|US3411592 *||Jan 25, 1968||Nov 19, 1968||Montabert Roger||Percussion apparatus|
|US3916764 *||Feb 11, 1974||Nov 4, 1975||Ackley Manufacturing Co||Concrete breaker construction and valve mechanism|
|Citing Patent||Filing date||Publication date||Applicant||Title|
|US4264107 *||Sep 21, 1979||Apr 28, 1981||Institut Cerac S.A.||Demolition tool for breaking solid materials|
|US4550784 *||Jan 3, 1983||Nov 5, 1985||Ottestad Jack Benton||Tool mounting means for a hydraulically powered impact hammer|
|US5052498 *||Oct 26, 1990||Oct 1, 1991||Berema Aktiebolag||Portable hammer machine|
|US5065824 *||Dec 28, 1989||Nov 19, 1991||Esco Corporation||Hydraulically powered repetitive impact hammer|
|US5269382 *||May 8, 1992||Dec 14, 1993||Esco Corporation||Impact device|
|US5947211 *||Jul 4, 1996||Sep 7, 1999||Atlas Copco Berema Aktiebolag||Vibration-damped machine driven tool|
|US6155353 *||Jul 23, 1999||Dec 5, 2000||Ottestad; Jack B.||Impact tool|
|US6318148 *||Aug 2, 2000||Nov 20, 2001||Dietrick E. Alkonis||Tester for impact performance|
|US6460276 *||Sep 18, 1997||Oct 8, 2002||3786111 Canada Inc.||Excavation bucket incorporating an impact actuator assembly|
|US6574891 *||Mar 10, 1998||Jun 10, 2003||3786111 Canada Inc.||Excavation bucket incorporating an impact actuator assembly|
|US7156190||Dec 16, 2004||Jan 2, 2007||Clark Equipment Company||Impact tool|
|US20050145400 *||Dec 16, 2004||Jul 7, 2005||Clark Equipment Company||Impact tool|
|US20050175487 *||May 9, 2003||Aug 11, 2005||Reijo Malefelt||Hudraulic hammer with control means regulating the volume in an accumulator|
|US20150014005 *||Sep 30, 2014||Jan 15, 2015||Black & Decker Inc.||Screwdriving tool having a driving tool with a removable contact trip assembly|
|WO1991009709A1 *||Dec 20, 1990||Jul 11, 1991||Esco Corporation||Hydraulically powered repetitive impact hammer|

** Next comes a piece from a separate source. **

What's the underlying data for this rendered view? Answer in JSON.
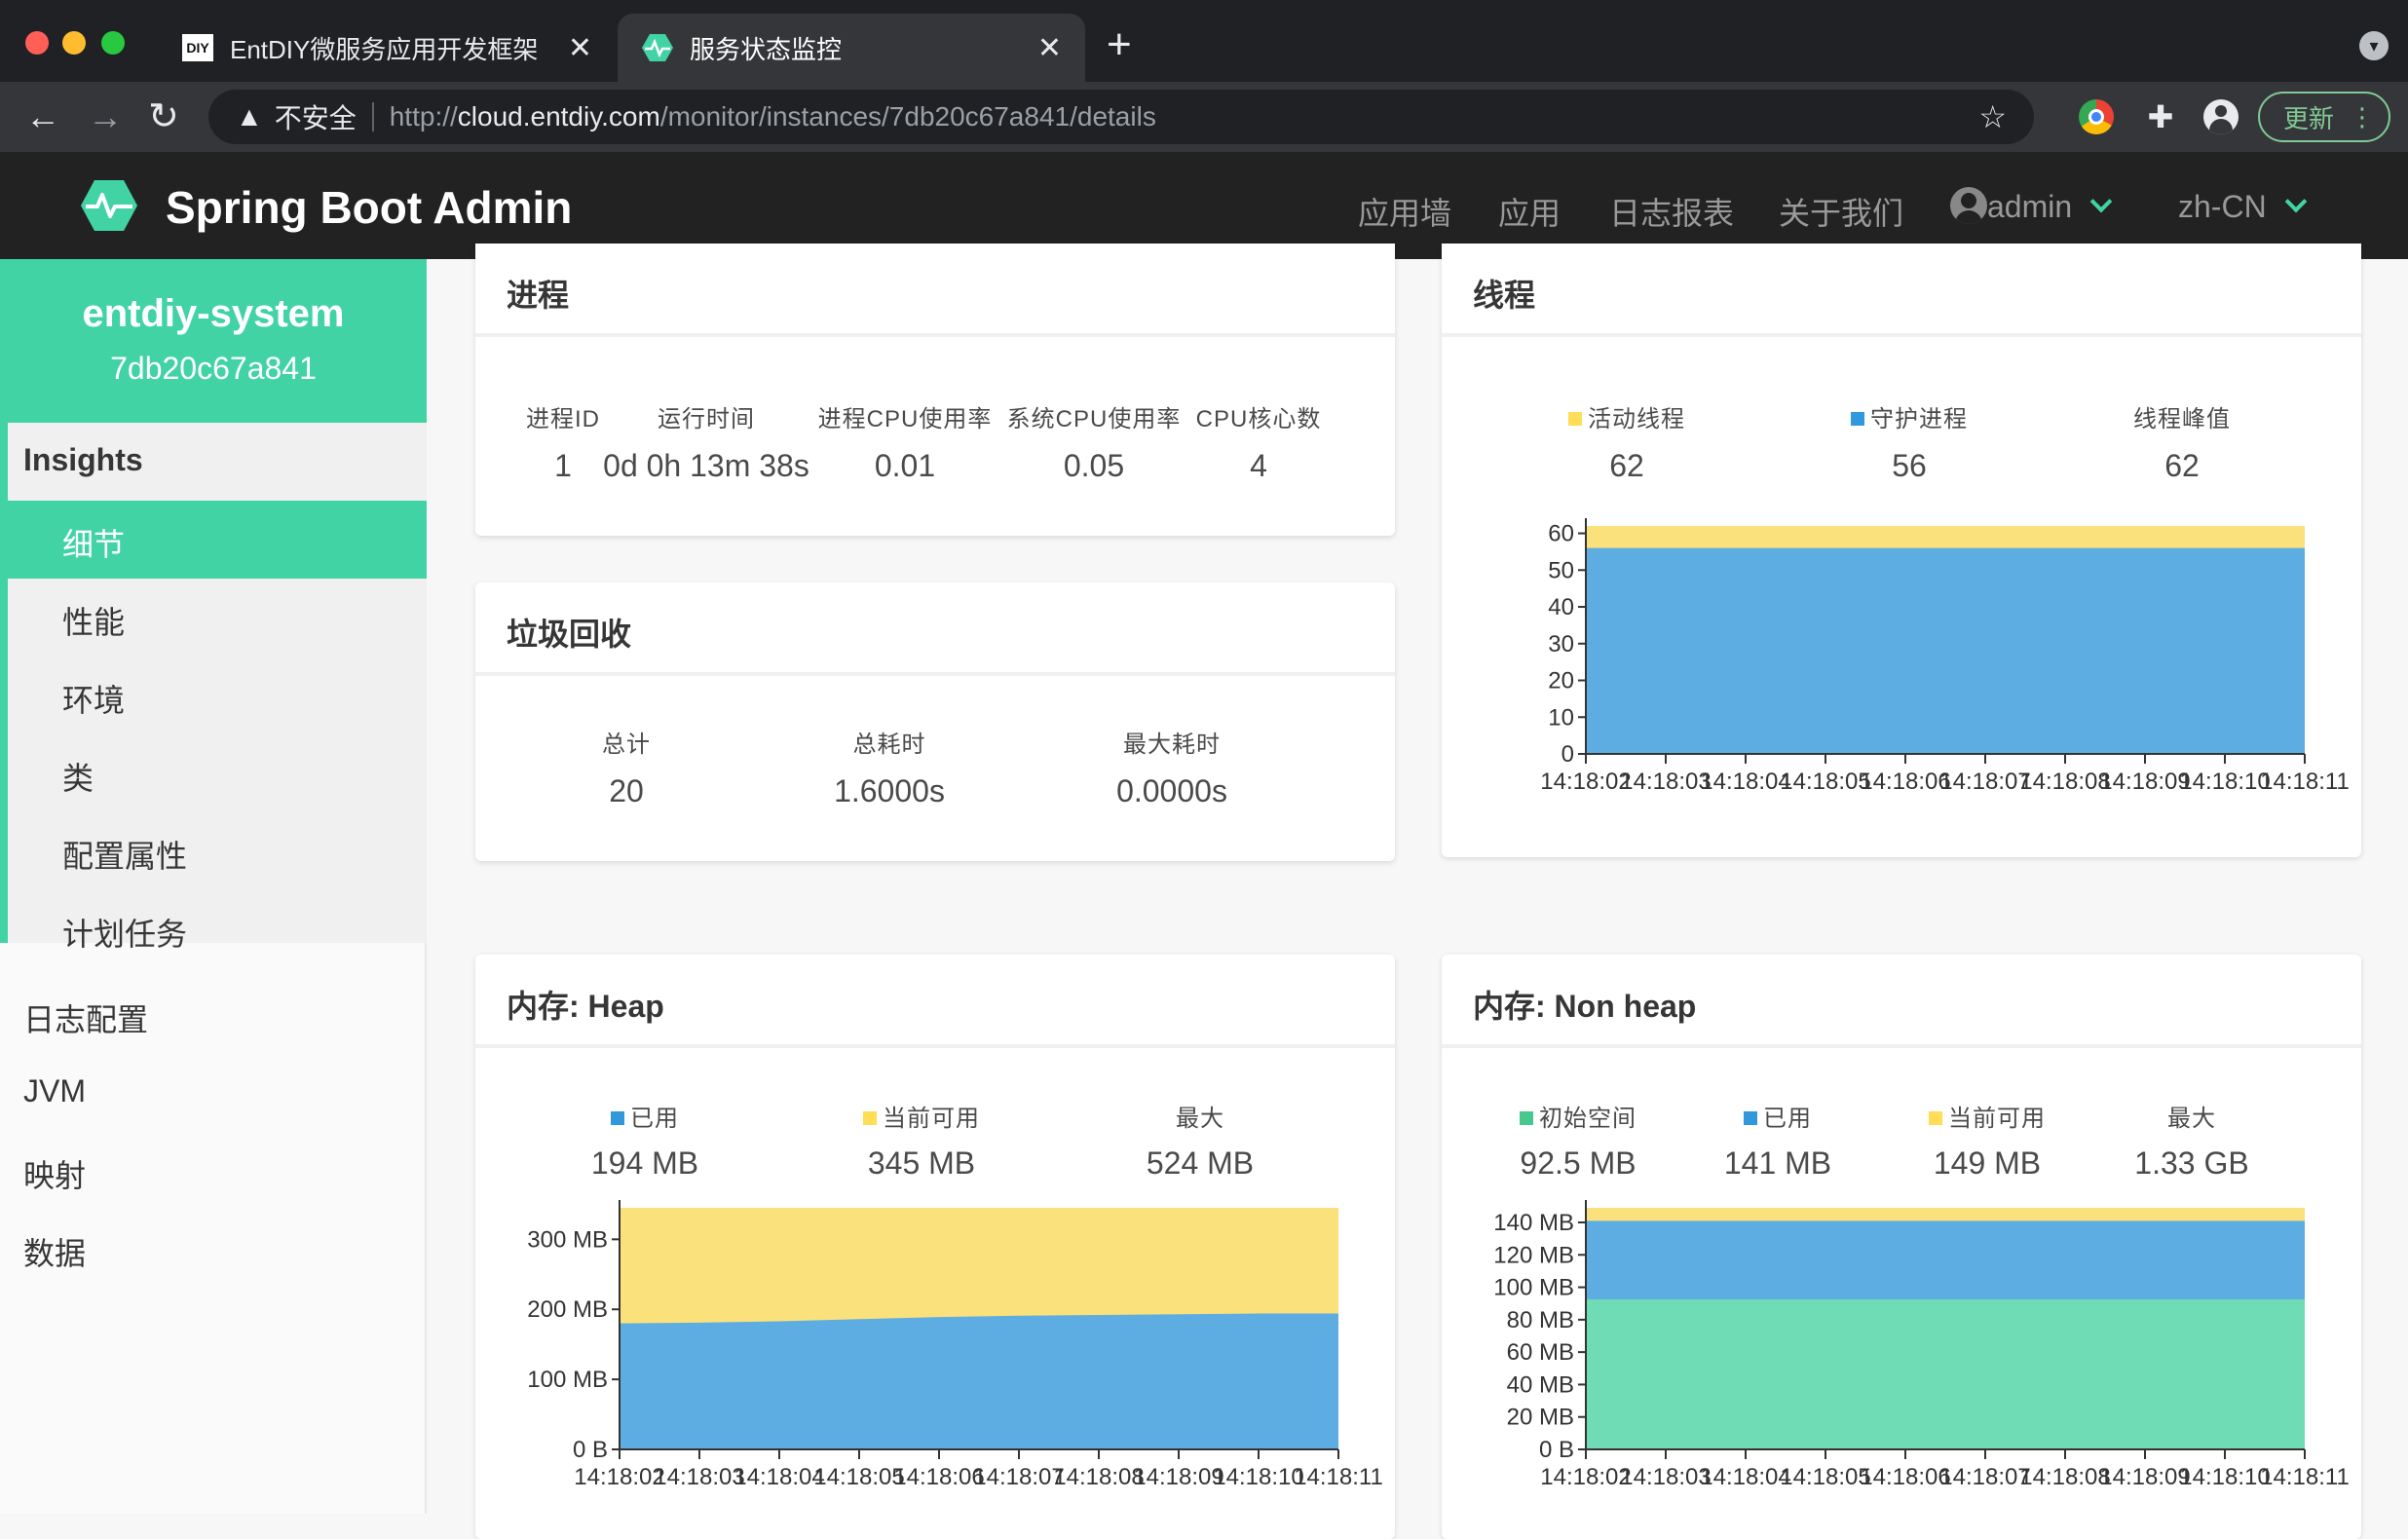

|WO1993023210A1 *||May 5, 1993||Nov 25, 1993||Esco Corporation||Impact device|
|WO1997002929A1 *||Jul 4, 1996||Jan 30, 1997||Atlas Copco Berema Aktiebolag||Vibration-damped machine driven tool|
|WO2001007188A1 *||Jul 20, 2000||Feb 1, 2001||Ottestad Jack Benton||Impact tool|
|U.S. Classification||173/207, 173/170, 173/DIG.4|
|International Classification||B25D9/14, B25D17/04|
|Cooperative Classification||Y10S173/04, B25D9/145, B25D17/04|
|European Classification||B25D9/14B, B25D17/04|
|Feb 14, 1990||AS||Assignment|
Owner name: ESCO CORPORATION, A CORP. OF OR, OREGON
Free format text: ASSIGNMENT OF ASSIGNORS INTEREST.;ASSIGNOR:IMPLSE PRODUCTS CORPORATION;REEL/FRAME:005271/0735
Effective date: 19891229
Owner name: IMPULSE PRODUCTS CORPORATION, A CORP. OF CA, CALIF
Free format text: ASSIGNMENT OF ASSIGNORS INTEREST.;ASSIGNOR:OTTESTAD, JACK B.;REEL/FRAME:005271/0732
Effective date: 19891229